Arrival, an electric vehicle startup based in the UK, said it was laying off 50 percent of its employees in a bid to reduce costs. The company also named a new CEO, Igor Torgov, who previously served as executive vice president of digital at the company.
Arrival, which announced last year that it was winding down its UK operations in favor of refocusing its business in the US, became a publicly traded company in March 2021 after merging with a special purpose acquisition company, or SPAC. Founded in 2015, Arrival was developing electric delivery vans for UPS as a customer, as well as ridehailing cars for Uber and public buses. It also has backing from Hyundai and Kia.
The layoffs were the latest piece of bad news to hit the EV startup industry
The layoffs were the latest piece of bad news to hit the EV startup industry, in which many fledgling companies have been struggling to match Tesla’s success in bringing new vehicles to market. In addition to Arrival, other companies that have reduced headcount in recent months include Rivian, Nikola, and Faraday Future. And the layoffs come amid broader economic concerns that have been reverberating throughout the tech sector.
Arrival’s layoffs will bring the company down to a workforce of 800 employees. The company claims that it expects to halve its ongoing cost of operating the business to approximately $30 million per quarter when accounting for reductions in real estate and other third-party costs. Arrival says it currently has $205 million in cash on hand.

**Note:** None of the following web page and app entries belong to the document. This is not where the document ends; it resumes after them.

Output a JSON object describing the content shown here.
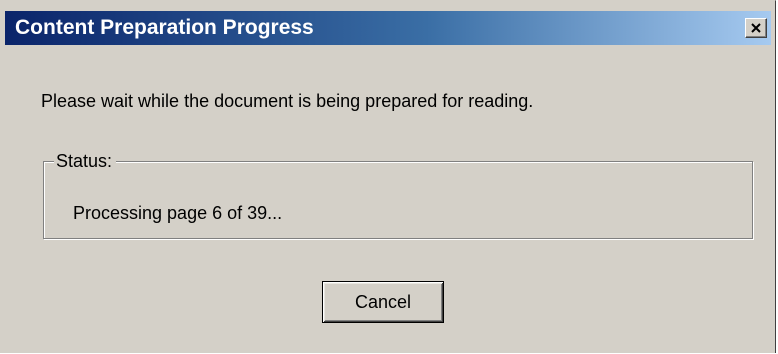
{
  "window": {
    "title": "Content Preparation Progress",
    "close_icon": "close-icon"
  },
  "message": "Please wait while the document is being prepared for reading.",
  "status": {
    "label": "Status:",
    "text": "Processing page 6 of 39..."
  },
  "buttons": {
    "cancel_label": "Cancel"
  },
  "colors": {
    "dialog_background": "#d4d0c8",
    "titlebar_start": "#0a246a",
    "titlebar_end": "#a6caf0",
    "title_text": "#ffffff"
  }
}
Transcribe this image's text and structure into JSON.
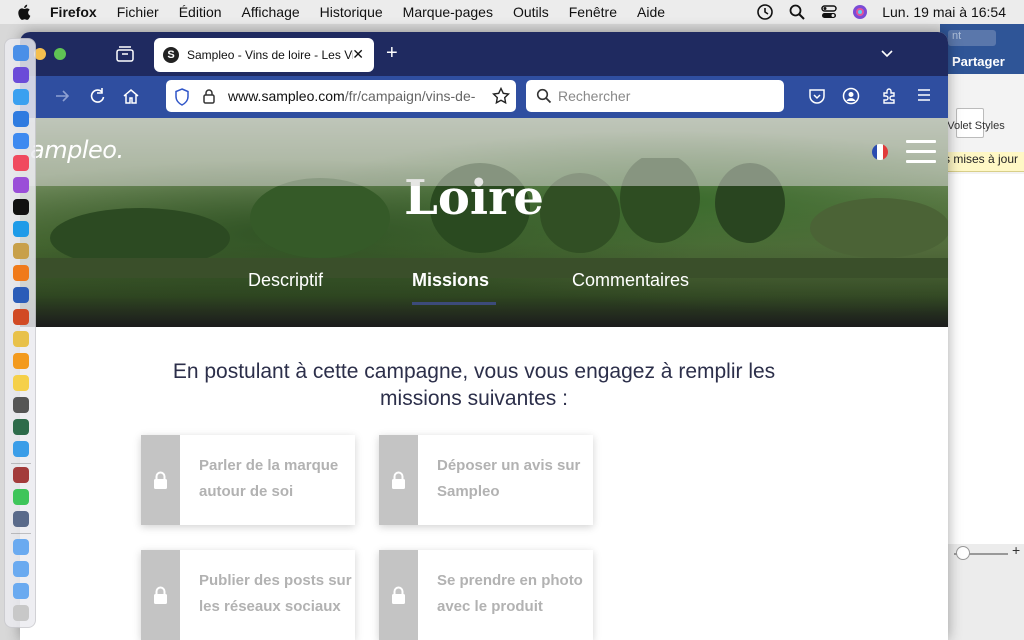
{
  "menubar": {
    "app": "Firefox",
    "items": [
      "Fichier",
      "Édition",
      "Affichage",
      "Historique",
      "Marque-pages",
      "Outils",
      "Fenêtre",
      "Aide"
    ],
    "clock": "Lun. 19 mai à 16:54"
  },
  "word_window": {
    "search_placeholder": "nt",
    "share": "Partager",
    "styles_pane": "Volet Styles",
    "notice": "s mises à jour"
  },
  "browser": {
    "tab_title": "Sampleo - Vins de loire - Les Vin",
    "tab_favicon": "S",
    "url_domain": "www.sampleo.com",
    "url_path": "/fr/campaign/vins-de-",
    "search_placeholder": "Rechercher"
  },
  "site": {
    "logo": "ampleo.",
    "hero_title": "Loire",
    "tabs": [
      "Descriptif",
      "Missions",
      "Commentaires"
    ],
    "active_tab": "Missions",
    "intro": "En postulant à cette campagne, vous vous engagez à remplir les missions suivantes :",
    "missions": [
      "Parler de la marque autour de soi",
      "Déposer un avis sur Sampleo",
      "Publier des posts sur les réseaux sociaux",
      "Se prendre en photo avec le produit"
    ]
  },
  "colors": {
    "tabbar": "#1f2a60",
    "navbar": "#2f4ea0",
    "lock_column": "#c4c4c4",
    "mission_text": "#b2b2b2",
    "intro_text": "#2c2f4a"
  }
}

“The actions support our journey to become a champion in innovative products and new, more efficient methods of vehicle production, particularly in the important US market for commercial electric vehicles,” Torgov, the new CEO, said in a statement. “We are keenly aware that these decisions, while necessary, will have a profound impact on a significant number of our colleagues. We are 100% committed to supporting our employees during this difficult process.”
The company has been struggling to make do with its limited resources for months, even as it seeks to kick off serial production of its main product, an electric van. Arrival has said it aims to open several microfactories in the US in order to comply with the recently updated EV tax credits that require vehicles to be produced in North America — though it’s not clear how it can achieve that with dwindling cash on hand. The previous CEO estimated the cost of a plant at $50 million, with an additional $50 million for working capital.
Arrival’s stock continues to trade for under $1, prompting Nasdaq to threaten to de-list the company if it doesn’t improve its value.